  33. ^ a b c Ulrike Knöfel, "Auschwitz at the Biennale Polish Curator Lights a Fire under Berlin Art Scene", Der Spiegel English edition, 26 April 2010.
  34. ^ 7. Berlin Biennale[permanent dead link], Berlin Biennale. Retrieved 11 October 2012 (in German)
  35. ^ 7th Berlin Biennale Archived 3 November 2012 at the Wayback Machine., Berlin Biennale. Retrieved 14 October 2012.
  36. ^ a b 7th Berlin Biennale 2012: Berlin Biennale for Contemporary Art, Universes in Universe. Retrieved 11 October 2012.
  37. ^ P/Act for Art: Berlin Biennale Zeitung, Berlin Biennale. Retrieved 11 October 2012 (in German)
  38. ^ John Zarobell, "dOCUMENTA (13), Manifesta 9, and the 7th Berlin Biennale", ArtPractical 3.19: A Gift Horse. Retrieved 15 October 2012.
  39. ^ Alexander Tieg, "'Peace Wall': Kunstprojekt lässt Berliner streiten", Berliner Zeitung, 10 May 2012 (in German)

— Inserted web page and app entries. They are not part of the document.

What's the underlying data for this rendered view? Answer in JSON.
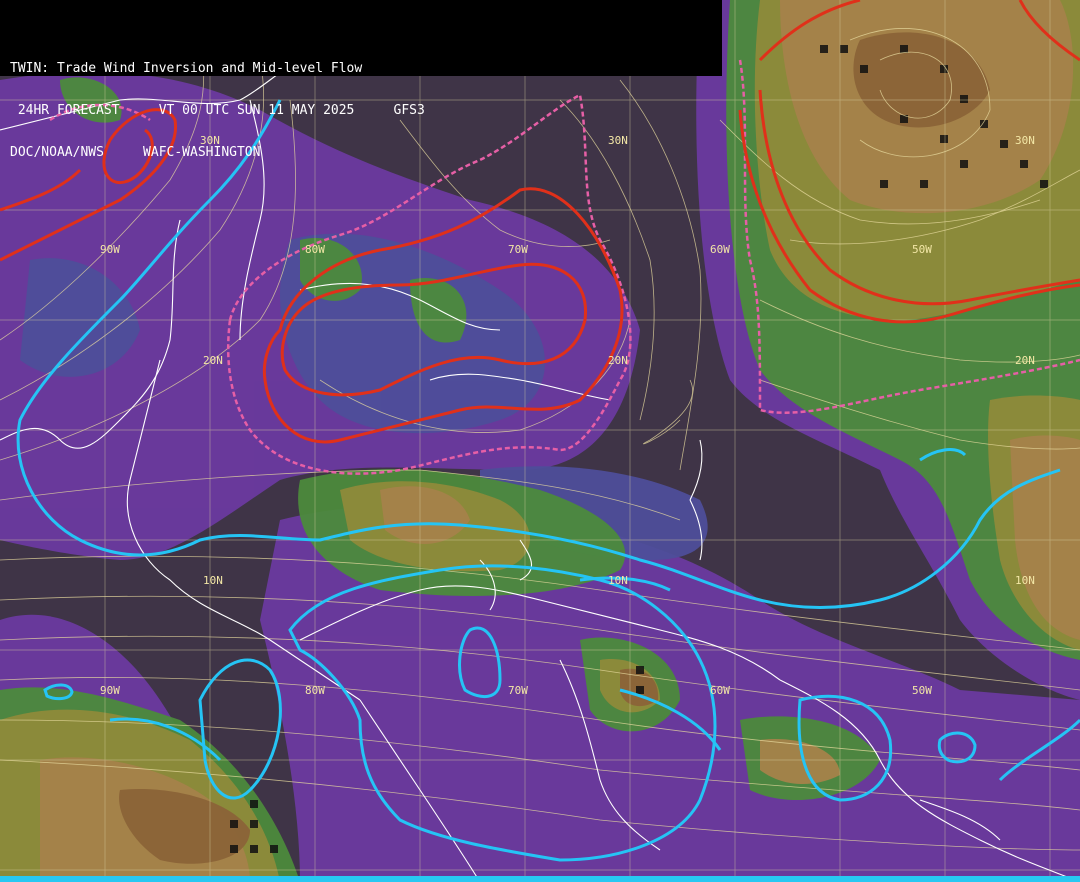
{
  "header": {
    "line1": "TWIN: Trade Wind Inversion and Mid-level Flow",
    "line2": " 24HR FORECAST     VT 00 UTC SUN 11 MAY 2025     GFS3",
    "line3": "DOC/NOAA/NWS     WAFC-WASHINGTON"
  },
  "labels": {
    "lat": [
      "30N",
      "30N",
      "30N",
      "20N",
      "20N",
      "20N",
      "10N",
      "10N",
      "10N"
    ],
    "lon": [
      "90W",
      "80W",
      "70W",
      "60W",
      "50W",
      "90W",
      "80W",
      "70W",
      "60W",
      "50W"
    ]
  },
  "colors": {
    "background": "#3f3447",
    "purple": "#6b3aa0",
    "blue_band": "#4e4e9a",
    "green": "#4c8a3c",
    "olive": "#8e8a3a",
    "tan": "#a5824a",
    "brown": "#8b6338",
    "streamline": "#e9dca0",
    "contour_red": "#e0301a",
    "contour_pink": "#e65fa6",
    "contour_cyan": "#25c4f5",
    "coast": "#ffffff",
    "grid": "#d8d0a0"
  }
}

  40. ^ Deutsche Presse-Agentur, "7. Berlin Biennale endet mit Besucherrekord", Berliner Zeitung, 1 July 2012 (in German)
  41. ^ Julia Michalska, "Berlin Biennale branded a disaster: Critics say the contemporary art event lacks impact", Frieze New York, The Art Newspaper, 30 May 2012. Retrieved 11 October 2012.
  42. ^ 8th Berlin Biennale For Contemporary Art, Berlin Biennale, retrieved 22 March 2016.
  43. ^ "The 9th Berlin Biennale Announces List of Venues", Artforum, 24 February 2016.
  44. ^ Dorian Batycka, "The 9th Berlin Biennale: A Vast Obsolescent Pageant of Irrelevance", Hyperallergic, 24 June 2016.
  45. ^ Jason Farago, "Welcome to the LOLhouse: how Berlin's Biennale became a slick, sarcastic joke", The Guardian, 13 June 2016.
  46. ^ Alexander Forbes, "DIS's Berlin Biennale Isn't a 'LOLhouse' or a Fashion Spread—It's Charting Art's Future", Editorial, Artsy, 22 June 2016.

External links[edit]